**TASK TO COMPLETE:** Go through the data below and return each line where the string "label" occurs.

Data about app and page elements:

***

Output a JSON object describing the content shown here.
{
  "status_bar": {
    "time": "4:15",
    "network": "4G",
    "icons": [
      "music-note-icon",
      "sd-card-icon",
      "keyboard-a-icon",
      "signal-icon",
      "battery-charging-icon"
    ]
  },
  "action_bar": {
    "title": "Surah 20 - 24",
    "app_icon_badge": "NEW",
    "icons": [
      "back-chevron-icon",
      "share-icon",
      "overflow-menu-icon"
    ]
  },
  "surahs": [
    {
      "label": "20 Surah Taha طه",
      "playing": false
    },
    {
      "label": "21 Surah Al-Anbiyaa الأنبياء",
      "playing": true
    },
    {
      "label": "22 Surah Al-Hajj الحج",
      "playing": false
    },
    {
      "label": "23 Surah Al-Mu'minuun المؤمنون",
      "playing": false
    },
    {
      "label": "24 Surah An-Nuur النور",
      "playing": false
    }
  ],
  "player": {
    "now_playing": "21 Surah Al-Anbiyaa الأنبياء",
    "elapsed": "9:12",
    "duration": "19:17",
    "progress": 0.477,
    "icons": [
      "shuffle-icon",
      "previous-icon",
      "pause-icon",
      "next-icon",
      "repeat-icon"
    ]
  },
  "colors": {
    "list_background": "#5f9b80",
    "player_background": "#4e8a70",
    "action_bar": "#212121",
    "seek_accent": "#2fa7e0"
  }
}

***

**RESULT:**
      "label": "20 Surah Taha طه",
      "label": "21 Surah Al-Anbiyaa الأنبياء",
      "label": "22 Surah Al-Hajj الحج",
      "label": "23 Surah Al-Mu'minuun المؤمنون",
      "label": "24 Surah An-Nuur النور",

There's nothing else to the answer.